**WHAT YOU HAVE TO DO**
Go through the listing below, count the lines that contain "پایان", and state the number alone.

**DATA PROVIDED**
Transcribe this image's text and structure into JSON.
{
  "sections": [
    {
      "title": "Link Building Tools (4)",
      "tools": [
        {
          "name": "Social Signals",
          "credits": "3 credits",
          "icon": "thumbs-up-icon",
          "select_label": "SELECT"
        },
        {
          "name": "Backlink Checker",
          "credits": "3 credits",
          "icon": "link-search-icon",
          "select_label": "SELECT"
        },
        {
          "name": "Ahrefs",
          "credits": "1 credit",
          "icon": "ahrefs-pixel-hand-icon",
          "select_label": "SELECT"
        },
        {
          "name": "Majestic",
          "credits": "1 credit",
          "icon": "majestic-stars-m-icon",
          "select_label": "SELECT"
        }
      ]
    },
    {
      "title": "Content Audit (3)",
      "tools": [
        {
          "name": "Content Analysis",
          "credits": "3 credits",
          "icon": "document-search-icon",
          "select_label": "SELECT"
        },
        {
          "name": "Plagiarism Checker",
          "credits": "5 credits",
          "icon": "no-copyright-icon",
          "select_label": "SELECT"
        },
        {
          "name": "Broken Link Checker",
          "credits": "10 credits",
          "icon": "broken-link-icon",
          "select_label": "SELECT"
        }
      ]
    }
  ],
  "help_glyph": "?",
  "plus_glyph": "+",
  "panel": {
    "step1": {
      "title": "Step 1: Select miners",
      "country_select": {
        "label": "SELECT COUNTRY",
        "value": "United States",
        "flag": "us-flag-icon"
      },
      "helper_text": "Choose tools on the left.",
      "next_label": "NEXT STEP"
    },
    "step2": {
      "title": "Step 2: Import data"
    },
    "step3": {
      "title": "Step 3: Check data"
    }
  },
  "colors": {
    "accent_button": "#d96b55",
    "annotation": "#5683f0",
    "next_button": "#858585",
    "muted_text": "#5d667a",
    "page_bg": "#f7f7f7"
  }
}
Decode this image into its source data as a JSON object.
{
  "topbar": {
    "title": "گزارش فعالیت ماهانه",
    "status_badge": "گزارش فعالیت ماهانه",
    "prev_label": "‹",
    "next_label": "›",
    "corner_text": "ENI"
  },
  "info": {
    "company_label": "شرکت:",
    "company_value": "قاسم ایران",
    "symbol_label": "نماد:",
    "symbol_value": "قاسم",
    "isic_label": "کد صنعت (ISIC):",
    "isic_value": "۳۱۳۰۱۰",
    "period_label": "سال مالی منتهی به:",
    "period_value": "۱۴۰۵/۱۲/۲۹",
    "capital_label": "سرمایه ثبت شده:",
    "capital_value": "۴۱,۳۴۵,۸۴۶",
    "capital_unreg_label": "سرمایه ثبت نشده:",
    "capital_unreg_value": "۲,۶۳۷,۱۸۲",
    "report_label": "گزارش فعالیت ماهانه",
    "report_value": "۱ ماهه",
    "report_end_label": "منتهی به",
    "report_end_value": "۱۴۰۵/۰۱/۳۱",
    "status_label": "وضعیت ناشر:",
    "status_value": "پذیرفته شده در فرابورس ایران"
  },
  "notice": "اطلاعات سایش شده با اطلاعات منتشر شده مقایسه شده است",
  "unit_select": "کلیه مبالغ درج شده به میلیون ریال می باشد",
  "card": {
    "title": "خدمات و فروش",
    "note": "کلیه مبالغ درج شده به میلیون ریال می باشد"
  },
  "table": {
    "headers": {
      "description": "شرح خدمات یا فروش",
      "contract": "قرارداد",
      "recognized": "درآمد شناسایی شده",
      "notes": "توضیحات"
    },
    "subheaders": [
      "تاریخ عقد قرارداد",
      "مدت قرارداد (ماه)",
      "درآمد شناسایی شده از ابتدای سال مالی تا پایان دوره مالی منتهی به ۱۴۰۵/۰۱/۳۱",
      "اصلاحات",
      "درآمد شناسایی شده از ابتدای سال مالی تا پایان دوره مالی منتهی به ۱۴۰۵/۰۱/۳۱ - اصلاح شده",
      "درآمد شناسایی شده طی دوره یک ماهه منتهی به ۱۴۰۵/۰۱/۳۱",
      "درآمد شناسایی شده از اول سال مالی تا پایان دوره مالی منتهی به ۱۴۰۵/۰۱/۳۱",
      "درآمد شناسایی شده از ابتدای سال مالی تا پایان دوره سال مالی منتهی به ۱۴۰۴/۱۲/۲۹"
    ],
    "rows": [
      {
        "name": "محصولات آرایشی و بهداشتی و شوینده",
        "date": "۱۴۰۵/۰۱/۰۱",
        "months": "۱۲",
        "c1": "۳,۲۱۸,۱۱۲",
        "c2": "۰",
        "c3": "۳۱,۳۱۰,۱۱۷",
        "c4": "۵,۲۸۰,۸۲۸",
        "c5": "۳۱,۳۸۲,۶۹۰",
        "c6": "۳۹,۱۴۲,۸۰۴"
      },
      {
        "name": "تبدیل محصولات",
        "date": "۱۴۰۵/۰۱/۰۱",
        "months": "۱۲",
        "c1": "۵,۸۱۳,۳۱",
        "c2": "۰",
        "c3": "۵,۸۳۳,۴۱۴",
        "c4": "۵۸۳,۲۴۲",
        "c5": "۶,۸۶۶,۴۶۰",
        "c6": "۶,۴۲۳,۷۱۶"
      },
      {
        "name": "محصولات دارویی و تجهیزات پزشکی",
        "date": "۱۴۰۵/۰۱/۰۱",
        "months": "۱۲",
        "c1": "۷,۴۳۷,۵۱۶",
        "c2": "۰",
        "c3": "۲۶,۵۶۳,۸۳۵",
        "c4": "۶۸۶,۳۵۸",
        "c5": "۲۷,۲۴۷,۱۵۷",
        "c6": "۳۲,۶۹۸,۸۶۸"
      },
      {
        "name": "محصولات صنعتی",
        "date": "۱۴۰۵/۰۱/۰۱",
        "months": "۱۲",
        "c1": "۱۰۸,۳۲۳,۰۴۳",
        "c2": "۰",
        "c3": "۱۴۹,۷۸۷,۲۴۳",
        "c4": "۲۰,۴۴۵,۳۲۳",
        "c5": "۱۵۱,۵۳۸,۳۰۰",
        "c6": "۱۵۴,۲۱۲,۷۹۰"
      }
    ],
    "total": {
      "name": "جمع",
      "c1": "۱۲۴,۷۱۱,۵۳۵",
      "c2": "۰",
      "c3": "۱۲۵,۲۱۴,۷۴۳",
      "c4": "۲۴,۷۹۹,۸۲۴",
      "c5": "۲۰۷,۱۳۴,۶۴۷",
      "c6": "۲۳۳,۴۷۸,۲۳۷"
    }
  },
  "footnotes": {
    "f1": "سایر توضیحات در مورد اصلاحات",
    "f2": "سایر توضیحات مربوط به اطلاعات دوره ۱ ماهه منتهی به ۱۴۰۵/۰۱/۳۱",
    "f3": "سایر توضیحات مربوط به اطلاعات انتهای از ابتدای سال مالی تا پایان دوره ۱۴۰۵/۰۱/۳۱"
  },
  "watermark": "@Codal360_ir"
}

**EXPECTED ANSWER**
5